*** Opening of DATA IN THIS EXERCISE ***
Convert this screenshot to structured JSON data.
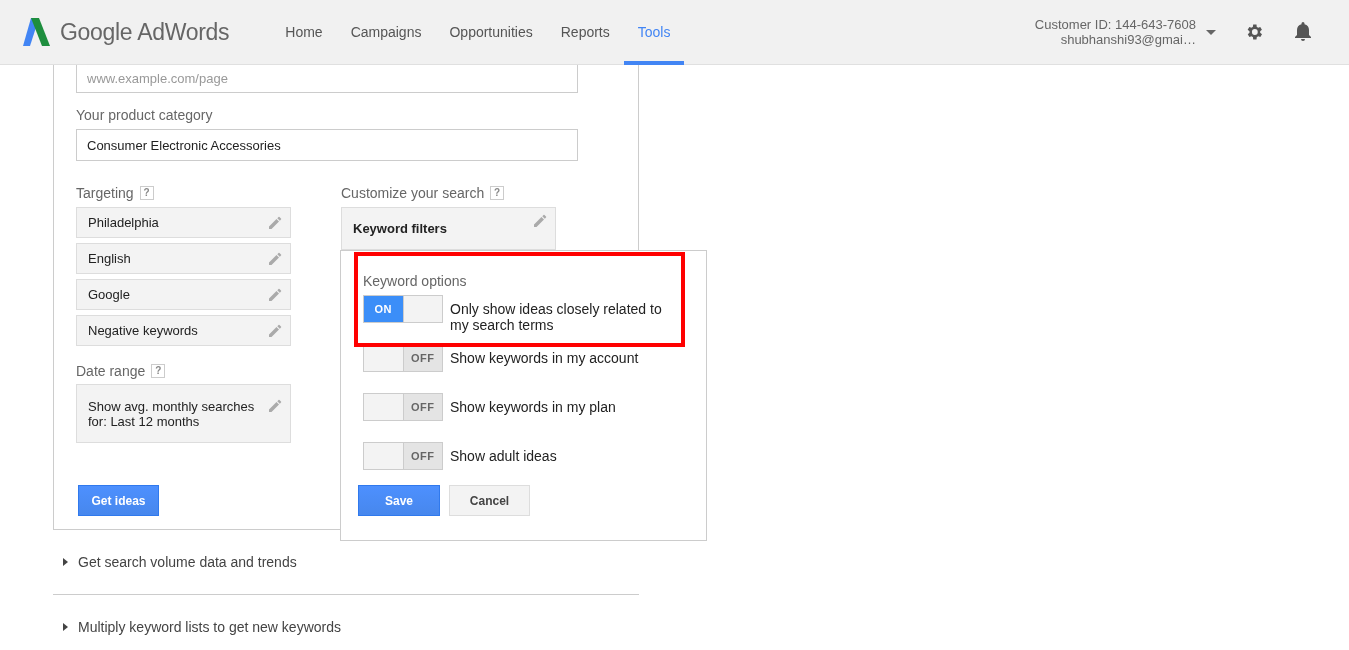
{
  "header": {
    "logo_text": "Google AdWords",
    "nav": [
      {
        "label": "Home",
        "selected": false
      },
      {
        "label": "Campaigns",
        "selected": false
      },
      {
        "label": "Opportunities",
        "selected": false
      },
      {
        "label": "Reports",
        "selected": false
      },
      {
        "label": "Tools",
        "selected": true
      }
    ],
    "customer_id": "Customer ID: 144-643-7608",
    "account": "shubhanshi93@gmai…"
  },
  "form": {
    "url_field": {
      "placeholder": "www.example.com/page"
    },
    "product_category": {
      "label": "Your product category",
      "value": "Consumer Electronic Accessories"
    },
    "targeting": {
      "label": "Targeting",
      "help": "?",
      "items": [
        "Philadelphia",
        "English",
        "Google",
        "Negative keywords"
      ]
    },
    "date_range": {
      "label": "Date range",
      "help": "?",
      "value": "Show avg. monthly searches for: Last 12 months"
    },
    "get_ideas_button": "Get ideas",
    "customize": {
      "label": "Customize your search",
      "help": "?",
      "filter_button": "Keyword filters"
    }
  },
  "keyword_options_popup": {
    "title": "Keyword options",
    "options": [
      {
        "label": "Only show ideas closely related to my search terms",
        "on": true,
        "toggle_text": "ON"
      },
      {
        "label": "Show keywords in my account",
        "on": false,
        "toggle_text": "OFF"
      },
      {
        "label": "Show keywords in my plan",
        "on": false,
        "toggle_text": "OFF"
      },
      {
        "label": "Show adult ideas",
        "on": false,
        "toggle_text": "OFF"
      }
    ],
    "save_button": "Save",
    "cancel_button": "Cancel"
  },
  "sections": [
    {
      "label": "Get search volume data and trends",
      "expanded": false
    },
    {
      "label": "Multiply keyword lists to get new keywords",
      "expanded": false
    }
  ]
}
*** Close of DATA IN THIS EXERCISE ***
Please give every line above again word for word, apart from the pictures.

Convert this screenshot to structured JSON data.
{
  "header": {
    "logo_text": "Google AdWords",
    "nav": [
      {
        "label": "Home",
        "selected": false
      },
      {
        "label": "Campaigns",
        "selected": false
      },
      {
        "label": "Opportunities",
        "selected": false
      },
      {
        "label": "Reports",
        "selected": false
      },
      {
        "label": "Tools",
        "selected": true
      }
    ],
    "customer_id": "Customer ID: 144-643-7608",
    "account": "shubhanshi93@gmai…"
  },
  "form": {
    "url_field": {
      "placeholder": "www.example.com/page"
    },
    "product_category": {
      "label": "Your product category",
      "value": "Consumer Electronic Accessories"
    },
    "targeting": {
      "label": "Targeting",
      "help": "?",
      "items": [
        "Philadelphia",
        "English",
        "Google",
        "Negative keywords"
      ]
    },
    "date_range": {
      "label": "Date range",
      "help": "?",
      "value": "Show avg. monthly searches for: Last 12 months"
    },
    "get_ideas_button": "Get ideas",
    "customize": {
      "label": "Customize your search",
      "help": "?",
      "filter_button": "Keyword filters"
    }
  },
  "keyword_options_popup": {
    "title": "Keyword options",
    "options": [
      {
        "label": "Only show ideas closely related to my search terms",
        "on": true,
        "toggle_text": "ON"
      },
      {
        "label": "Show keywords in my account",
        "on": false,
        "toggle_text": "OFF"
      },
      {
        "label": "Show keywords in my plan",
        "on": false,
        "toggle_text": "OFF"
      },
      {
        "label": "Show adult ideas",
        "on": false,
        "toggle_text": "OFF"
      }
    ],
    "save_button": "Save",
    "cancel_button": "Cancel"
  },
  "sections": [
    {
      "label": "Get search volume data and trends",
      "expanded": false
    },
    {
      "label": "Multiply keyword lists to get new keywords",
      "expanded": false
    }
  ]
}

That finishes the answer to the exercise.